The Wyoming Public Service Commission on April 12 gave the green light for PacifiCorp to move ahead with a significant wind and transmission expansion plan.
The Wyoming PSC approved a settlement agreement between PacifiCorp, the Wyoming Industrial Energy Consumers, the Wyoming Office of Consumer Advocate and the Interwest Energy Alliance on the new wind and transmission portions of PacifiCorp’s Energy Vision 2020 proposal. The commission also approved the certificates of public convenience and necessity that are needed for construction of the Wyoming-based projects.
As part of the settlement agreement, a previously announced 161-megawatt wind project in Uinta County, Wyo., will no longer be included in the initiative. PacifiCorp also agreed to additional customer protections in the event of cost overruns as part of the agreement.
Included in the approved settlement are three new Wyoming wind projects that will provide a total 1,150 MW of new wind, which represents about a 60 percent expansion of PacifiCorp’s current owned and contracted wind fleet, as well as a 140-mile high-voltage transmission line in Wyoming that will help more wind energy connect to PacifiCorp’s transmission system.
In addition to the new wind projects and transmission line, the company’s Energy Vision 2020 initiative would upgrade, or “repower,” the company’s existing wind fleet in Wyoming, Washington and Oregon with longer blades and newer technology to boost output and extend the life of the projects.
The repowering plan is being considered separately by the Wyoming commission and is still pending. Components of the plan also are still waiting state regulatory approval in Utah, Oregon and Idaho.
Pending approval from state commissions, acquisition of rights of way, and receipt of permits, construction on the wind and transmission projects is expected to start in 2019.

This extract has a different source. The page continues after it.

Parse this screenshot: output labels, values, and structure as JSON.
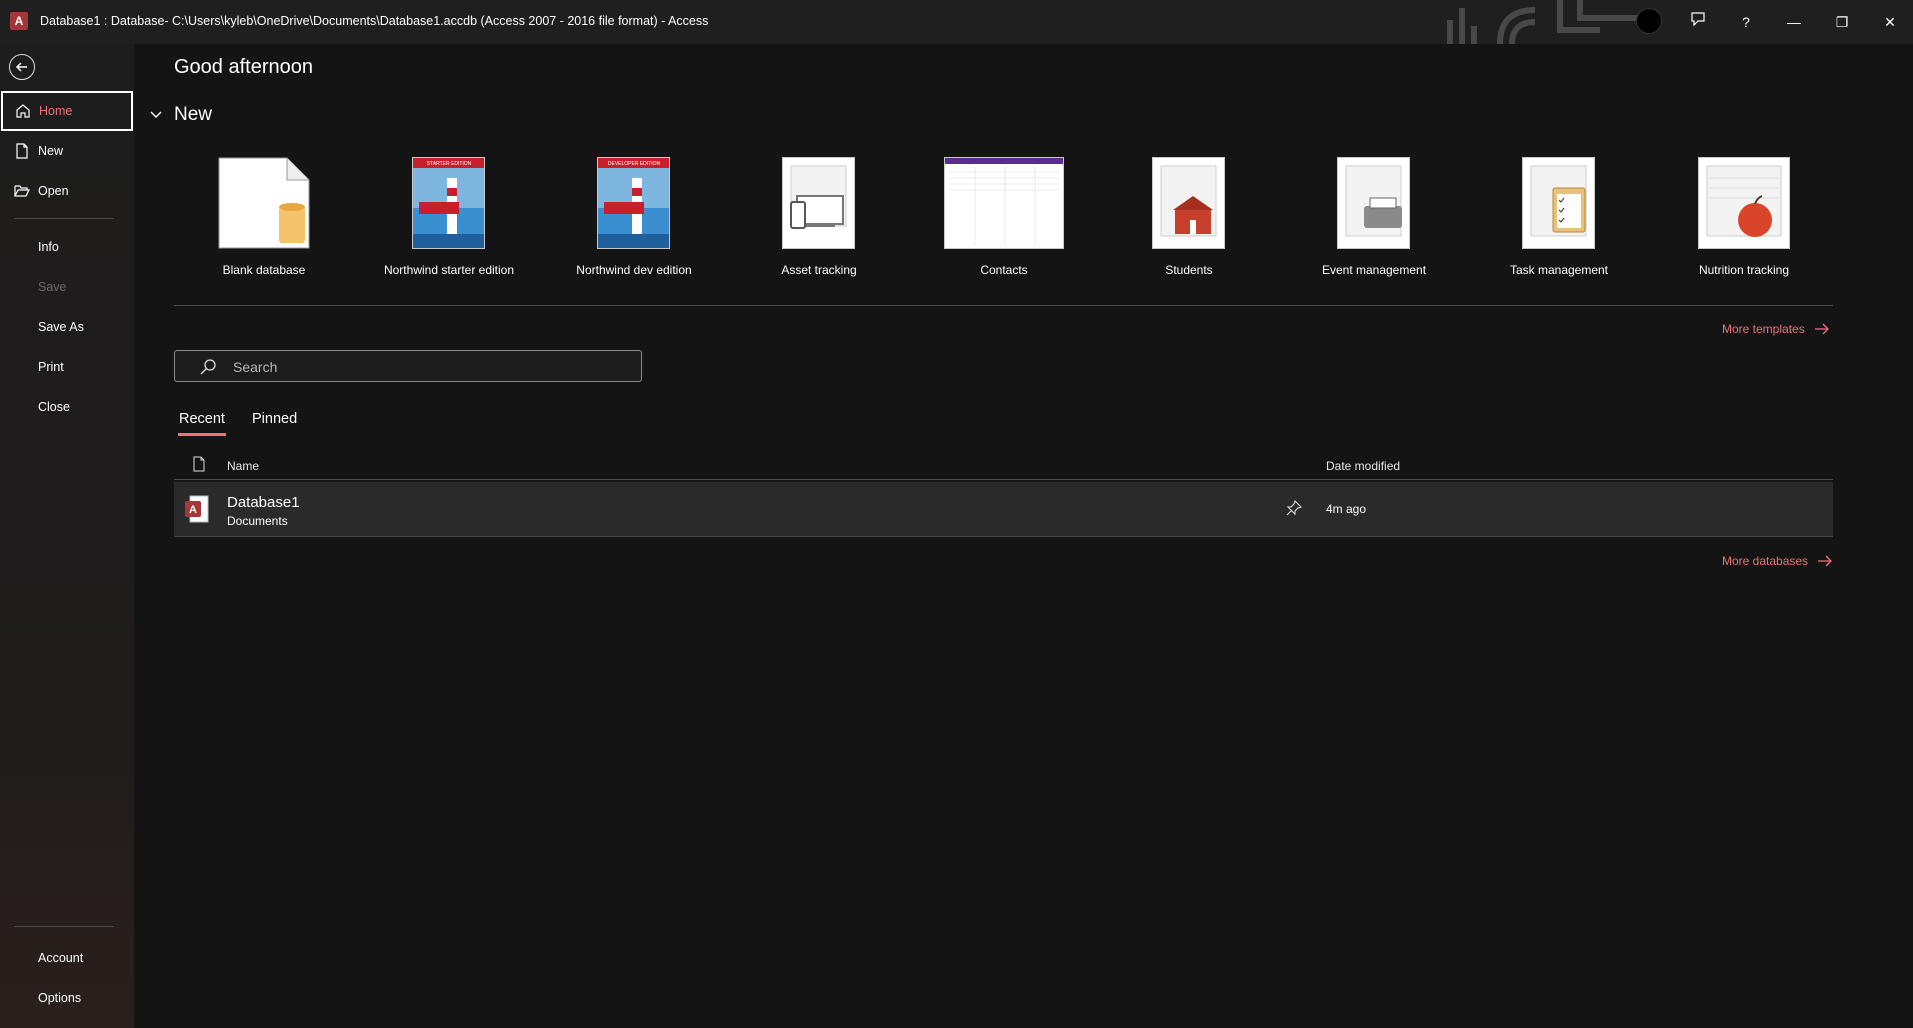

The Energy Vision 2020 projects were identified in the company’s 2017 Integrated Resource Plan as the most cost-effective option to meet customers’ energy needs over the next 20 years. Completing the projects by 2020 will allow customers to realize the full benefit of production tax credits and provide a net savings for customers over the life of the projects, PacifiCorp said.
Iowa regulators approve Interstate Power & Light plan
Meanwhile, Alliant Energy’s Iowa energy company, Interstate Power and Light, recently received approval to increase its wind expansion program from the Iowa Utilities Board.
By 2020, the company plans to add 1,000 MW of new wind energy in Iowa. Alliant noted “the company plans to have invested $1.8 billion in cost-competitive renewable energy by the end of 2020.”
According to Alliant, this spring crews will begin construction on the first of several wind farms, starting with Upland Prairie Wind Farm, located in Clay and Dickinson counties in northwest Iowa. Later this year, construction is expected to start at English Farms Wind Farm, located in Poweshiek County in central Iowa.
Alliant noted that through this expansion, combined with existing wind farms and market purchases, the company expects wind to be approximately one-third of its Iowa total capacity by the end of 2020.
Interstate Power and Light filed an application for advance ratemaking principles on August 3, 2017 and the company continues to review the written decision order from the IUB.
Included among the IUB order’s terms is a return on common equity of 11%, with the exception of certain transmission facilities classified as intangible assets, which would earn the rate of return on equity authorized by the IUB in a future rate case.